97.2  Saturday, Jan. 7  The silent flight of owls BACHMANN, Thomas; Technische Universit├Ąt Darmstadt, Germany bachmann@sla.tu-darmstadt.de

Barn owls are nocturnal birds of prey that detect prey mainly by using acoustic information. To improve the localization of prey owls evolved a slow and silent flight. Here, anatomical adaptations of barn owl wings to low speed and silent flight are presented. Three-dimensional surface scans and reconstructions of internal structures such as bones, skin and feather rachises were used to analyze aerodynamically relevant parameters. Fixed barn owl wings and artificially manufactured airfoil models were investigated in wind tunnel experiments to visualize the flow around the wing. Barn owl wings are huge in relation to their body mass leading to a low wing-loading.
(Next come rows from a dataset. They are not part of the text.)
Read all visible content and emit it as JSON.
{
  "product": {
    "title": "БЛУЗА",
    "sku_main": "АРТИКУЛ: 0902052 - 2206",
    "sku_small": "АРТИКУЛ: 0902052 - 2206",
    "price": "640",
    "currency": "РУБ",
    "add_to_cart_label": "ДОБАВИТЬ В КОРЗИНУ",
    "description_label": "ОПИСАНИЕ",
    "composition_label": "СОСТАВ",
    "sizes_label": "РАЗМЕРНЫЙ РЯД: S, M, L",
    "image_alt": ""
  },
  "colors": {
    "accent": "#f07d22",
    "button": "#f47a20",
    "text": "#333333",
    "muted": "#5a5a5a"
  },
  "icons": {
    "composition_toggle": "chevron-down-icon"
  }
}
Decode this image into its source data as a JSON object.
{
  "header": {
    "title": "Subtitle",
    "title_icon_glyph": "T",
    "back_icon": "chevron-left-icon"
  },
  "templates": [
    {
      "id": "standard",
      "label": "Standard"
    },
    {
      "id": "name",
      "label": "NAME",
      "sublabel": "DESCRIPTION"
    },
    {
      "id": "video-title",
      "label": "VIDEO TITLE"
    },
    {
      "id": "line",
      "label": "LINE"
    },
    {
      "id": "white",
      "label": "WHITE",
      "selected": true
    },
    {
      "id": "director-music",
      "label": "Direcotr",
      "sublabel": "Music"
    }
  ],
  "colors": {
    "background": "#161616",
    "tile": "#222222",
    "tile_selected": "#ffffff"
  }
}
This enables the owl to fly slowly and increases the maneuverability. The skeleton elements of the wing appear elongated and narrow with little space for muscles. This observation suggests a rather steady flight with little movements within the wing. Since movements within the wing causes the feathers to rub against each other, wing movement produces sound emission. Barn owls reduced this noise during flight by a low wing-beat frequency. Additionally, a velvet-like surface structure of the barn owl feathers decreases friction noise and stabilize the air flow around the wing. A serrated leading-edge enriches the boundary layer of the wing energetically by which the flow stays laminar. Fringes along the trailing edge of the wing allow a smooth transition of the different air flows of the upper and lower side. The interaction of these anatomical specializations and the specific flight behavior of owls result in a silent flight.